__Task requirements__:
In the following listing, work out how many lines contain the string "Jānis", and state only that number.

__Records for this task__:
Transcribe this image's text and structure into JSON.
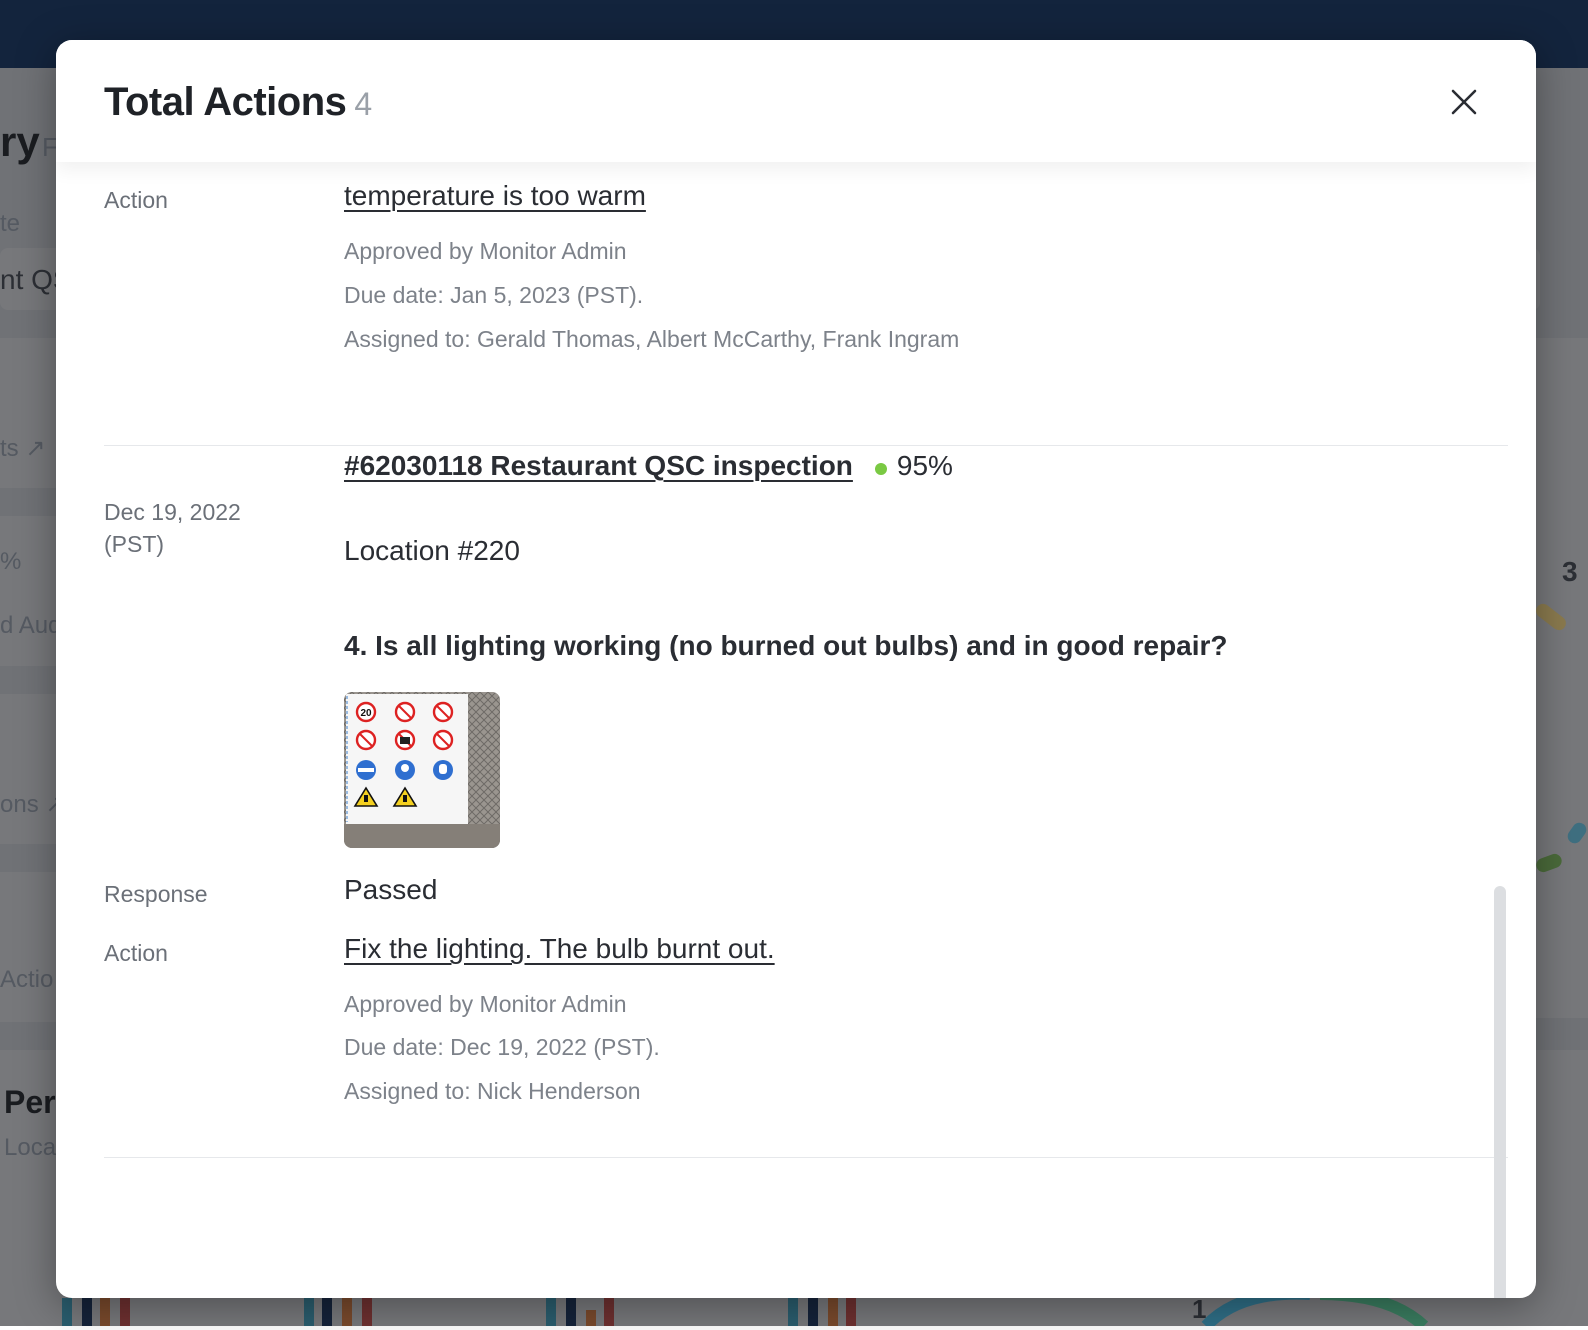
{
  "background": {
    "title_fragment": "ry",
    "title_fragment2": "F",
    "labels": [
      "te",
      "nt QS",
      "ts ↗",
      "%",
      "d Aud",
      "ons ↗",
      "Actio",
      "Per",
      "Loca"
    ],
    "gauge_value": "3",
    "gauge_value2": "1",
    "colors": {
      "topbar": "#13243d",
      "bar_teal": "#3aa3c4",
      "bar_navy": "#1d3558",
      "bar_orange": "#e07a3c",
      "bar_red": "#c84a3c",
      "arc_yellow": "#e8b84a",
      "arc_teal": "#3aa3c4",
      "arc_green": "#6bb04a"
    }
  },
  "modal": {
    "title": "Total Actions",
    "count": "4",
    "close_icon": "close-icon",
    "entries": [
      {
        "action_label": "Action",
        "action_text": "temperature is too warm",
        "approved": "Approved by Monitor Admin",
        "due": "Due date: Jan 5, 2023 (PST).",
        "assigned": "Assigned to: Gerald Thomas, Albert McCarthy, Frank Ingram"
      },
      {
        "date_line1": "Dec 19, 2022",
        "date_line2": "(PST)",
        "inspection_title": "#62030118 Restaurant QSC inspection",
        "score": "95%",
        "score_color": "#7ac943",
        "location": "Location #220",
        "question": "4. Is all lighting working (no burned out bulbs) and in good repair?",
        "photo_icon": "safety-signs-photo",
        "response_label": "Response",
        "response_value": "Passed",
        "action_label": "Action",
        "action_text": "Fix the lighting. The bulb burnt out.",
        "approved": "Approved by Monitor Admin",
        "due": "Due date: Dec 19, 2022 (PST).",
        "assigned": "Assigned to: Nick Henderson"
      }
    ]
  }
}
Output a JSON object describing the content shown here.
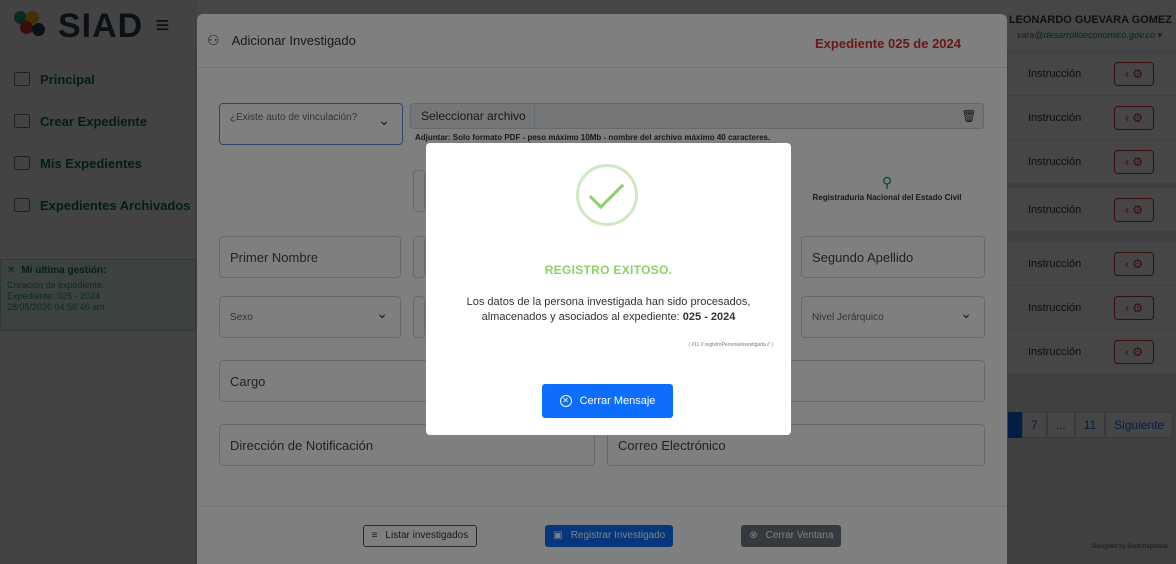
{
  "app": {
    "logo": "SIAD",
    "menu_icon": "hamburger-icon"
  },
  "sidebar": {
    "items": [
      {
        "label": "Principal",
        "icon": "home-icon"
      },
      {
        "label": "Crear Expediente",
        "icon": "folder-icon"
      },
      {
        "label": "Mis Expedientes",
        "icon": "list-icon"
      },
      {
        "label": "Expedientes Archivados",
        "icon": "archive-icon"
      }
    ],
    "gestion": {
      "title": "Mi última gestión:",
      "line1": "Creación de expediente.",
      "line2": "Expediente: 025 - 2024",
      "line3": "28/05/2026 04:56:46 am"
    }
  },
  "user": {
    "name": "IARD LEONARDO GUEVARA GOMEZ",
    "email": "vara@desarrolloeconomico.gov.co ▾"
  },
  "table": {
    "rows": [
      {
        "status": "Instrucción"
      },
      {
        "status": "Instrucción"
      },
      {
        "status": "Instrucción"
      },
      {
        "status": "Instrucción"
      },
      {
        "status": "Instrucción"
      },
      {
        "status": "Instrucción"
      },
      {
        "status": "Instrucción"
      }
    ],
    "pager": {
      "page7": "7",
      "ellipsis": "...",
      "page11": "11",
      "next": "Siguiente"
    }
  },
  "credit": "Designed by BootstrapMade",
  "modal": {
    "title": "Adicionar Investigado",
    "expediente": "Expediente 025 de 2024",
    "vinculacion_placeholder": "¿Existe auto de vinculación?",
    "file_button": "Seleccionar archivo",
    "file_help": "Adjuntar: Solo formato PDF - peso máximo 10Mb - nombre del archivo máximo 40 caracteres.",
    "registraduria": "Registraduría Nacional del Estado Civil",
    "primer_nombre": "Primer Nombre",
    "segundo_apellido": "Segundo Apellido",
    "sexo": "Sexo",
    "nivel": "Nivel Jerárquico",
    "cargo": "Cargo",
    "direccion": "Dirección de Notificación",
    "correo": "Correo Electrónico",
    "btn_listar": "Listar investigados",
    "btn_registrar": "Registrar Investigado",
    "btn_cerrar": "Cerrar Ventana"
  },
  "alert": {
    "title": "REGISTRO EXITOSO.",
    "message": "Los datos de la persona investigada han sido procesados, almacenados y asociados al expediente:",
    "expediente": "025 - 2024",
    "code": "( #11 // registroPersonaInvestigada // )",
    "close_label": "Cerrar Mensaje"
  }
}
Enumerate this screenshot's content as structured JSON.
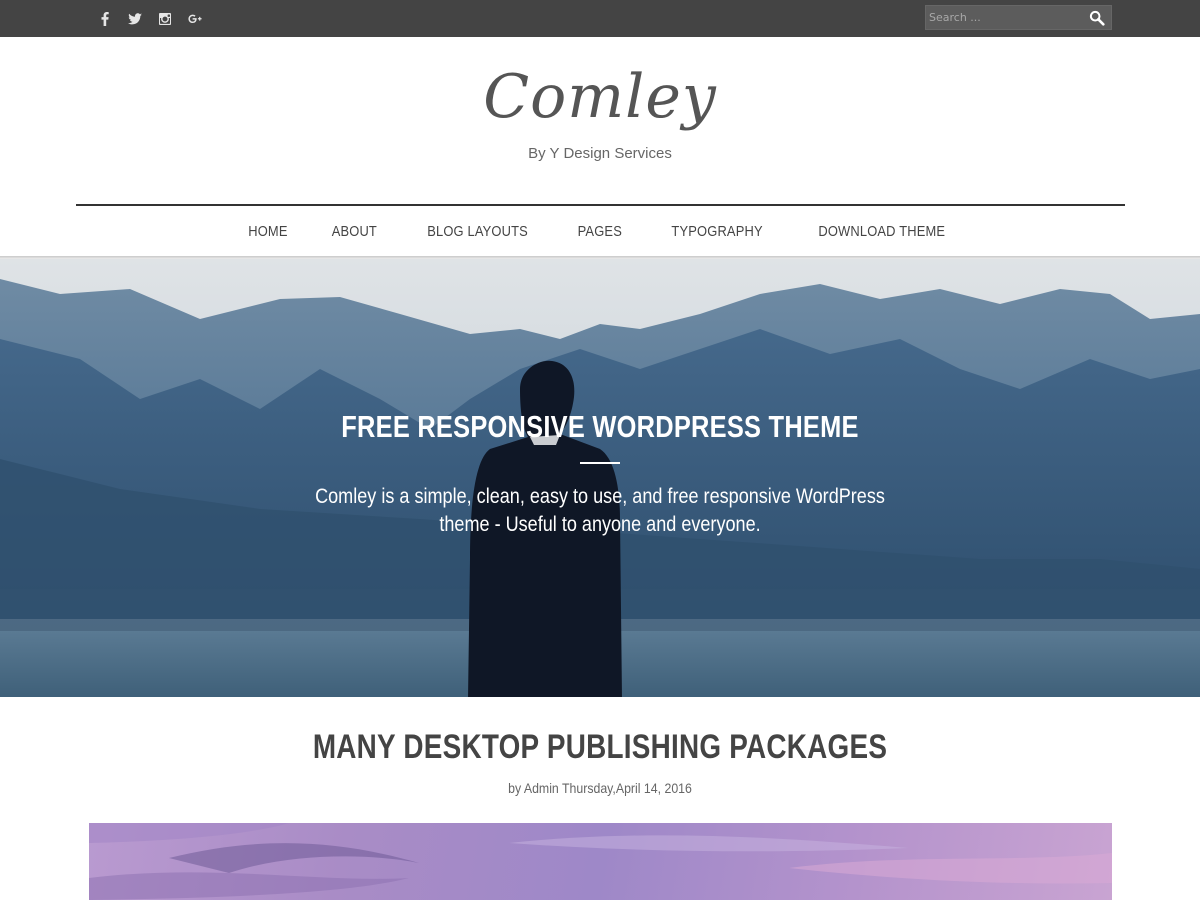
{
  "topbar": {
    "social": [
      {
        "name": "facebook-icon",
        "glyph": "f"
      },
      {
        "name": "twitter-icon",
        "glyph": ""
      },
      {
        "name": "instagram-icon",
        "glyph": ""
      },
      {
        "name": "google-plus-icon",
        "glyph": "g+"
      }
    ],
    "search": {
      "placeholder": "Search ...",
      "value": "",
      "icon": "search-icon"
    }
  },
  "header": {
    "logo": "Comley",
    "tagline": "By Y Design Services"
  },
  "nav": {
    "items": [
      "HOME",
      "ABOUT",
      "BLOG LAYOUTS",
      "PAGES",
      "TYPOGRAPHY",
      "DOWNLOAD THEME"
    ]
  },
  "hero": {
    "title": "FREE RESPONSIVE WORDPRESS THEME",
    "text": "Comley is a simple, clean, easy to use, and free responsive WordPress theme - Useful to anyone and everyone."
  },
  "post": {
    "title": "MANY DESKTOP PUBLISHING PACKAGES",
    "meta": "by Admin Thursday,April 14, 2016"
  },
  "colors": {
    "topbar": "#444444",
    "text": "#444444",
    "hero_overlay": "#3f6282"
  }
}
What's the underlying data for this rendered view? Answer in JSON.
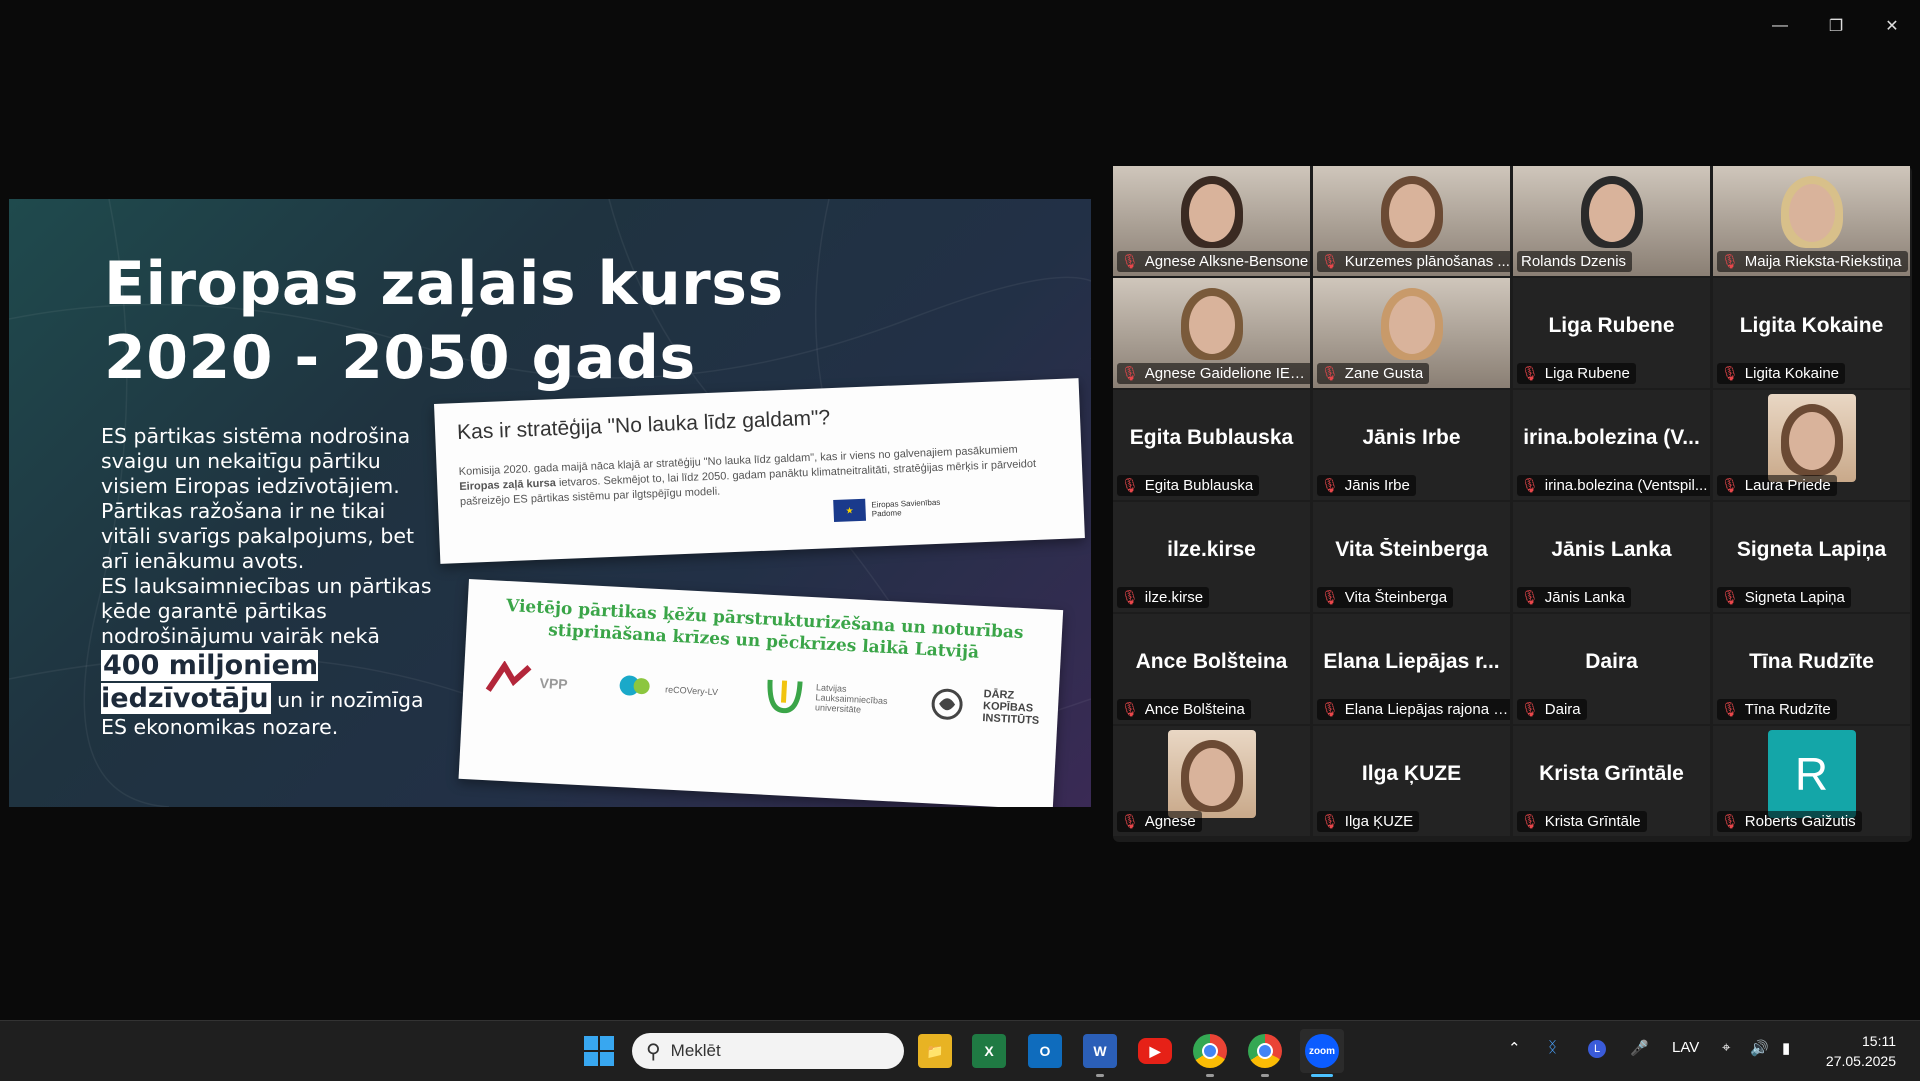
{
  "window": {
    "controls": [
      "minimize",
      "restore",
      "close"
    ]
  },
  "slide": {
    "title_line1": "Eiropas zaļais kurss",
    "title_line2": "2020 - 2050 gads",
    "body_p1": "ES pārtikas sistēma nodrošina svaigu un nekaitīgu pārtiku visiem Eiropas iedzīvotājiem. Pārtikas ražošana ir ne tikai vitāli svarīgs pakalpojums, bet arī ienākumu avots.",
    "body_p2": "ES lauksaimniecības un pārtikas ķēde garantē pārtikas nodrošinājumu vairāk nekā",
    "highlight": "400 miljoniem iedzīvotāju",
    "body_p3": "un ir nozīmīga ES ekonomikas nozare.",
    "card1": {
      "question": "Kas ir stratēģija \"No lauka līdz galdam\"?",
      "text_a": "Komisija 2020. gada maijā nāca klajā ar stratēģiju \"No lauka līdz galdam\", kas ir viens no galvenajiem pasākumiem",
      "text_bold": "Eiropas zaļā kursa",
      "text_b": "ietvaros. Sekmējot to, lai līdz 2050. gadam panāktu klimatneitralitāti, stratēģijas mērķis ir pārveidot pašreizējo ES pārtikas sistēmu par ilgtspējīgu modeli.",
      "eu_label": "Eiropas Savienības Padome"
    },
    "card2": {
      "headline": "Vietējo pārtikas ķēžu pārstrukturizēšana un noturības stiprināšana krīzes un pēckrīzes laikā Latvijā",
      "logos": [
        "VPP",
        "reCOVery-LV",
        "Latvijas Lauksaimniecības universitāte",
        "DĀRZ KOPĪBAS INSTITŪTS"
      ]
    }
  },
  "participants": [
    {
      "name": "Agnese Alksne-Bensone",
      "label": "Agnese Alksne-Bensone",
      "video": true,
      "active": false,
      "muted": true
    },
    {
      "name": "Kurzemes plānošanas ...",
      "label": "Kurzemes plānošanas ...",
      "video": true,
      "active": false,
      "muted": true
    },
    {
      "name": "Rolands Dzenis",
      "label": "Rolands Dzenis",
      "video": true,
      "active": true,
      "muted": false
    },
    {
      "name": "Maija Rieksta-Riekstiņa",
      "label": "Maija Rieksta-Riekstiņa",
      "video": true,
      "active": false,
      "muted": true
    },
    {
      "name": "Agnese Gaidelione IEB...",
      "label": "Agnese Gaidelione IEB...",
      "video": true,
      "active": false,
      "muted": true
    },
    {
      "name": "Zane Gusta",
      "label": "Zane Gusta",
      "video": true,
      "active": false,
      "muted": true
    },
    {
      "name": "Liga Rubene",
      "label": "Liga Rubene",
      "video": false,
      "active": false,
      "muted": true
    },
    {
      "name": "Ligita Kokaine",
      "label": "Ligita Kokaine",
      "video": false,
      "active": false,
      "muted": true
    },
    {
      "name": "Egita Bublauska",
      "label": "Egita Bublauska",
      "video": false,
      "active": false,
      "muted": true
    },
    {
      "name": "Jānis Irbe",
      "label": "Jānis Irbe",
      "video": false,
      "active": false,
      "muted": true
    },
    {
      "name": "irina.bolezina (V...",
      "label": "irina.bolezina (Ventspil...",
      "video": false,
      "active": false,
      "muted": true
    },
    {
      "name": "Laura Priede",
      "label": "Laura Priede",
      "video": false,
      "photo": true,
      "active": false,
      "muted": true
    },
    {
      "name": "ilze.kirse",
      "label": "ilze.kirse",
      "video": false,
      "active": false,
      "muted": true
    },
    {
      "name": "Vita Šteinberga",
      "label": "Vita Šteinberga",
      "video": false,
      "active": false,
      "muted": true
    },
    {
      "name": "Jānis Lanka",
      "label": "Jānis Lanka",
      "video": false,
      "active": false,
      "muted": true
    },
    {
      "name": "Signeta Lapiņa",
      "label": "Signeta Lapiņa",
      "video": false,
      "active": false,
      "muted": true
    },
    {
      "name": "Ance Bolšteina",
      "label": "Ance Bolšteina",
      "video": false,
      "active": false,
      "muted": true
    },
    {
      "name": "Elana Liepājas r...",
      "label": "Elana Liepājas rajona p...",
      "video": false,
      "active": false,
      "muted": true
    },
    {
      "name": "Daira",
      "label": "Daira",
      "video": false,
      "active": false,
      "muted": true
    },
    {
      "name": "Tīna Rudzīte",
      "label": "Tīna Rudzīte",
      "video": false,
      "active": false,
      "muted": true
    },
    {
      "name": "Agnese",
      "label": "Agnese",
      "video": false,
      "photo": true,
      "active": false,
      "muted": true
    },
    {
      "name": "Ilga ĶUZE",
      "label": "Ilga ĶUZE",
      "video": false,
      "active": false,
      "muted": true
    },
    {
      "name": "Krista Grīntāle",
      "label": "Krista Grīntāle",
      "video": false,
      "active": false,
      "muted": true
    },
    {
      "name": "Roberts Gaižutis",
      "label": "Roberts Gaižutis",
      "video": false,
      "initial": "R",
      "active": false,
      "muted": true
    }
  ],
  "taskbar": {
    "search_placeholder": "Meklēt",
    "apps": [
      "file-explorer",
      "excel",
      "outlook",
      "word",
      "youtube",
      "chrome",
      "chrome",
      "zoom"
    ],
    "tray": {
      "language": "LAV"
    },
    "time": "15:11",
    "date": "27.05.2025"
  }
}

__Written answer__:
4